Let’s talk more about the Raptors. Everyone says, “Real Velociraptors weren’t even close to that size.” This is both true and false. A real animal, Velociraptor mongoliensis, did exist during the Cretaceous period, and it was the size of a coyote. However, as explained in the original novel, the raptors of Jurassic Park are actually a close relative of Velociraptor called Deinonychus antirrhopus. At one point, researcher Gregory S. Paul considered Deinonychus to be a species of Velociraptor, and Michael Crichton followed this usage in the book. Jurassic Park’s Deinonychus may be about a foot taller than the largest known specimen, but that’s not too much of a stretch.
As far as accuracy, the raptors were quite well done for what was known back in ‘93, aside from their hands. The palms of real raptor hands (as well of those of all theropods) always faced each other, not down. The animals always looked like they were about to clap in applause at the fantastical world of prehistory.
Did they hunt in packs? Some scientists don’t think so, but there is some evidence that they might have. Groups of Deinonychus have been found with the remains of their prey, the herbivorous Tenontosaurus. This could represent wild, “mob” feeding without any true cooperation, but the footprints of multiple raptors have also been discovered together, suggesting that they traveled side by side at least on occasion.
JURASSIC WORLD: FALLEN KINGDOM
There’s a plethora of new dinosaurs being unleashed in Fallen Kingdom, including the Allosaurus and the Baryonyx. There’s also the Carnotaurus, a theropod with bull-like horns. The overlapping scales of the movie version are consistent with actual fossilized skin impressions, but the crocodilian spikes on its back are an exaggeration.
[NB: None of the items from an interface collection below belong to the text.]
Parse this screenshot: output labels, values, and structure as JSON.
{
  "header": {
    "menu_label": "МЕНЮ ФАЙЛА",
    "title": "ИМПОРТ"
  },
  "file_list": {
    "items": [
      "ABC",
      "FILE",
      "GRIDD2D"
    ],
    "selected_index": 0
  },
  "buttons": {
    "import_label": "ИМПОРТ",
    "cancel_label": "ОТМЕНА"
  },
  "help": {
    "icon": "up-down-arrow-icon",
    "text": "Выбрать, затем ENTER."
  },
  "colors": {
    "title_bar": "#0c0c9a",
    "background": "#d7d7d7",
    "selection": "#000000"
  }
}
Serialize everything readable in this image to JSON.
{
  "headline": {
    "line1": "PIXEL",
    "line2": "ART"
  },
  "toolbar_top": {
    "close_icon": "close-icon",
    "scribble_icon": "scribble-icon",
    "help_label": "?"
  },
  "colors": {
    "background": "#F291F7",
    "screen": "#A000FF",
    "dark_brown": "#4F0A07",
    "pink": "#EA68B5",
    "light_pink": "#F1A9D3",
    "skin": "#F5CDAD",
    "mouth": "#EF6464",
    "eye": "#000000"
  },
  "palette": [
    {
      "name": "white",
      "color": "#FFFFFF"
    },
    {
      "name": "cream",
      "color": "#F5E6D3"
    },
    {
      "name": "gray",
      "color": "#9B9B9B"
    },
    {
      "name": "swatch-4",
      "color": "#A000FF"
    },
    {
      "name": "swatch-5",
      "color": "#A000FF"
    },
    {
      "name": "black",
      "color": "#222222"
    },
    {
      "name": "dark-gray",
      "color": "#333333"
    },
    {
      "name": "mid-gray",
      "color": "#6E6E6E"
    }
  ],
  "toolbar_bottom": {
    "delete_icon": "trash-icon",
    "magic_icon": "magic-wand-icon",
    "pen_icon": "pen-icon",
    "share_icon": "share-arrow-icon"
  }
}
Stygimoloch, a small bone-headed herbivore, also makes a appearance, and while there’s some debate over whether the real animal was simply a juvenile Pachycephalosaurus, its portrayal in the film is pretty spot-on.
The Indoraptor, Ingen’s new hybrid, obviously never existed, but what’s interesting is that it looks like the way dinosaurs were first portrayed back in the 19th century with animals like Iguanodon and Megalosaurus. I’m sure this was intentional on the part of the special effects team.
While our favorite dinosaur movies may be exaggerated for the sake of entertainment, they are still clearly steeped in science, and the moviemakers definitely do their research. The Jurassic saga also reminds us that theories, no matter how firmly believed, can sometimes turn out to be wrong.
We’ll have to wait until Jurassic World is a reality to know what the majestic beasts were really like—or, we could just go buy a pet cockatiel.
What is your favorite representation of dinosaurs in pop culture? Let Your Geek Sideshow and tell us in the comments!